    Is Geithner just head-faking, or do you think there's a half a chance he - and the president - would actually support such a plan?

    He had 40 billion in 2009 (5.00 / 2) (#3)
    by Big Tent Democrat on Fri Jul 27, 2012 at 12:50:29 PM EST
    probably still has it.

    He is a liar.


    Yeah, I pretty much feel the same way... (none / 0) (#4)
    by Anne on Fri Jul 27, 2012 at 12:53:34 PM EST
    Geithner's just "Eddie Haskell" in a bespoke suit.

    With technology and math... (none / 0) (#2)
    by Dadler on Fri Jul 27, 2012 at 12:48:27 PM EST
    ...we could be honing and adjusting the economy and prices, etc., hourly, by the minute, the second, we could be providing sliding scales for deserving individuals and organizations, we could be fairly and comprehensively enforcing the rules of a fair game, we could be running a system that is humane and STILL rewards innovation, imagination, luck, what have you, with wealth...but instead, we argue about how much bullsh*t it takes to stuff a bull. I tune out all discussions and debates about the economy and money that aren't prefaced with the disclaimer "Money is a human creation, has no value in an of itself, and is completely under the control of human beings."  IOW, I pay little attention to the nonsense being constantly bandied about by "experts."  I just tune out. Far too much delusion in these discussions for my rational mind to handle. Delusion 24/7/365.  That said, I agree with everything you say about Geithner.  And I do not believe he is of this planet.

    We??? WE??? (2.00 / 1) (#10)
    by jimakaPPJ on Fri Jul 27, 2012 at 06:51:48 PM EST
    Would that be on the 5th or 6th day??

    We're going to provide remuneration... (2.00 / 1) (#12)
    by Gandydancer on Mon Jul 30, 2012 at 07:15:20 AM EST
    ...on a sliding scale, depending on how "deserving" you are. But it's going to be "fair" too? And the guy in charge of "adjusting" everything is somehow assuredly going to have none of the deficiencies of Timmy Geitner? When you say "this planet", what planet is that?

    Any reaction to Sanford Weill's comments? (none / 0) (#6)
    by oculus on Fri Jul 27, 2012 at 01:31:36 PM EST
    See p. 1 of yesterday's NYT.

    He's the guy who was foursquare (none / 0) (#8)
    by Anne on Fri Jul 27, 2012 at 02:49:45 PM EST
    behind the dismantling of Glass-Steagall to facilitate the Travelers-Citi merger, which was obscenely rewarding for him.

    But Yves Smith says it much better than I can:

    When I see someone like Weill or Dick Parsons putting a big chunk of their ill-gotten gains to fund lobbying or a think tank promoting tough-minded financial services reform, I'll give the backers their due for making a sincere and serious effort to undo the considerable damage they have done. But absent that, this career death-bed conversion is a hollow and insulting gesture.
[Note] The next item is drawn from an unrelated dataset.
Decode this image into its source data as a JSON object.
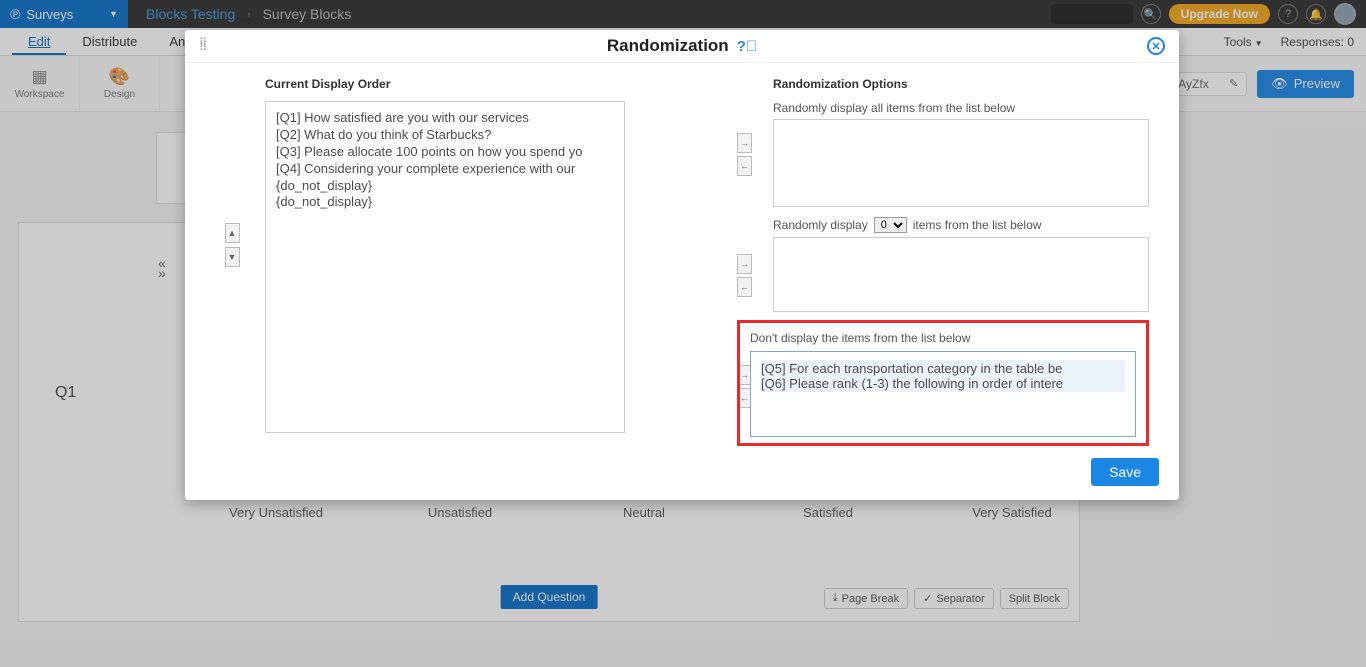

    Makes sense to me.


    And the impact of the egos and ... (none / 0) (#9)
    by Erehwon on Fri Jul 27, 2012 at 05:17:26 PM EST
    the relationship between Weill and Dimon ...

    Jamie Dimon vs. Sandy Weill.

    Lot of history there!!!